          The authors, whose earlier article titled “ The Irreconcilable Conflict Between Clinical and Forensic Roles” (Journal of Pro­fessional Psychology: Research and Practice, 28 (1) p. 50-7) is considered a seminal work in the forensic psychology field, contend that  diagnosis is often more prejudicial than probative, that it is often inherently unreliable, encourages feigning of symptoms, and that mental health professionals better serve the courts when they focus on the litigant’s functional abilities with respect to the litigation.

          What is generally not known to the legal community is that DSM, the oft-quoted reference book of mental disorders, is comprised of diagnoses that were included by consensus, not by any empirical formulation.  There is no test for, let’s say, anti­social personality disorder the way there is a clear test for em­physema.  As the authors state:

          “While there is more consensus on these issues than ever before,  psychiatric diagnoses in general provide less reliable information than well-established diagnoses in other fields of medicine.  A diagnosis of colon cancer, for example, conveys far more dependable information about the pathology causing signs and symptoms that led to the diagnosis in the first place, how the disease is likely to progress, and how the diagnosis implies a treatment than would the diagnosis of Reactive Attachment Disorder (RAD).  An RAD diagnosis conveys neither the necessary signs and symptoms, the original cause, nor  reliable intervention.

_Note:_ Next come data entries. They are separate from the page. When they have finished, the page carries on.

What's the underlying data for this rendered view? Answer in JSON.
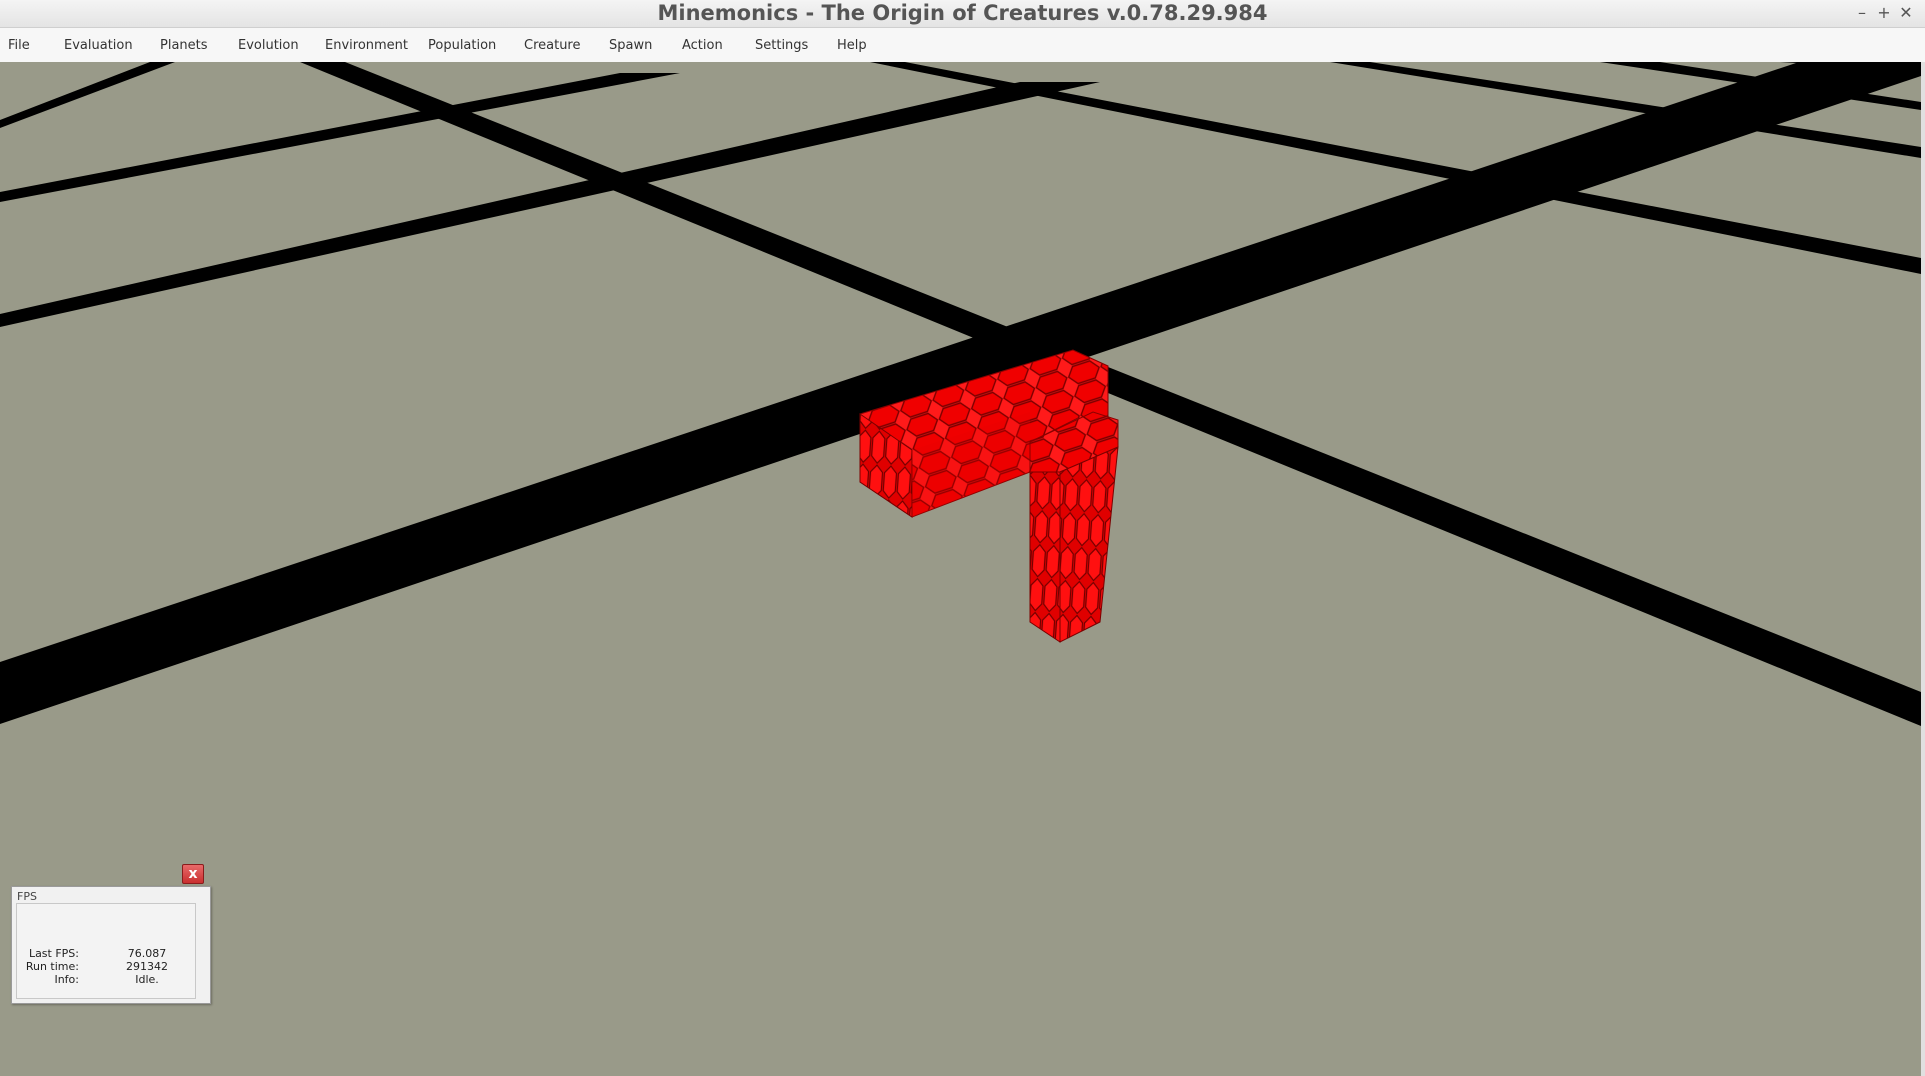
{
  "window": {
    "title": "Minemonics - The Origin of Creatures v.0.78.29.984",
    "minimize_glyph": "–",
    "maximize_glyph": "+",
    "close_glyph": "✕"
  },
  "menu": {
    "items": [
      {
        "label": "File"
      },
      {
        "label": "Evaluation"
      },
      {
        "label": "Planets"
      },
      {
        "label": "Evolution"
      },
      {
        "label": "Environment"
      },
      {
        "label": "Population"
      },
      {
        "label": "Creature"
      },
      {
        "label": "Spawn"
      },
      {
        "label": "Action"
      },
      {
        "label": "Settings"
      },
      {
        "label": "Help"
      }
    ]
  },
  "scene": {
    "ground_color": "#999a89",
    "grid_line_color": "#000000",
    "creature_color": "#ff1a1a",
    "creature_dark": "#b00000"
  },
  "fps_panel": {
    "title": "FPS",
    "close_glyph": "x",
    "rows": [
      {
        "label": "Last FPS:",
        "value": "76.087"
      },
      {
        "label": "Run time:",
        "value": "291342"
      },
      {
        "label": "Info:",
        "value": "Idle."
      }
    ]
  }
}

No psychiatric diagnosis—except those also claimed by neurology—conveys dependable information on all 3 of these points.  In fact, some psychiatric diagnoses do not convey dependable information on any of these points.”

           DSM, today in its 4th revision, is sometimes severely criticized as having been created out of compromise, not hard science, particularly with personality disorder diagnoses. These can be challenged as being merely a reflection of cultural norms.

          Moreover, many of the symptoms that define any diagnosis are self-report symptoms.  The information regarding what symptoms constitute a specific diagnosis are easily researched, and are available for the litigant who wishes to embellish his case.  Given a set of symptoms, the clinician provides a diagnosis, which is then presented to the court. However, what is not highlighted  is the fact that the diagnosis was determined by the information provided by the litigant!

          The case of Spencer v. General Electric Co.  (688 F. Supp. 1072 [E.D. Va. 1988) is on point here.  This claimant reported experiencing trauma due to having been raped and was di­agnosed as having PTSD, a diagnosis which was then used to prove that the events had in fact occurred. “The diagnosis may stand without reference to, or even in the face of, independently collected behavioral, historical or psychological test data.  Hence, the jury may reasonably believe that they received an objective diagnosis made by the expert witness on the basis of scientifically collected data, whereas, in actuality, it may be a diagnosis made more by the victim than by the expert.  Having been labeled with a diagnosis gives a veneer of objectivity to what may be nothing more than the claimant repeating her story to a clinician.” (Greenberg & Shuman, p. 7.)

          Furthermore, stressful life events, which cause emotional upheaval in their own right, may mistakenly be seen as symptoms of a diagnosable mental disorder.  It is very difficult, if not impossible, to tease these two things apart with any certainty.  And if the litigant is given more than one diagnosis (a not uncommon event, since many symptoms apply to more than one diagnosis), s/he is often seen by the jury as being even more harmed.  The fact is, as Greenberg & Shuman succinctly state, “People with two diagnoses based on two different sets of unrelated symptoms may be more impaired than people with only one diagnosis, but people with two diagnoses based on one set of symptoms are not more impaired simply because their symptoms fit within two diagnostic categories.” (p. 8)

          What is potentially far more useful to the trier of fact than a diagnosis is an expert’s assessment of any change in the litigant’s functional abilities, i.e.  in what way have the defendant’s actions impacted the litigant’s life?  (Assuming they have at all, in the first place!) A diagnosis is irrelevant in answering this most basic question, and it is this question that the courts must have an answer in order to make a legal finding.

 

Vicky Campagna, LMFT, PhD
165 Arch St.,
Redwood City CA 94062
Phone: 650-368-8318
Fax: 650-679-9378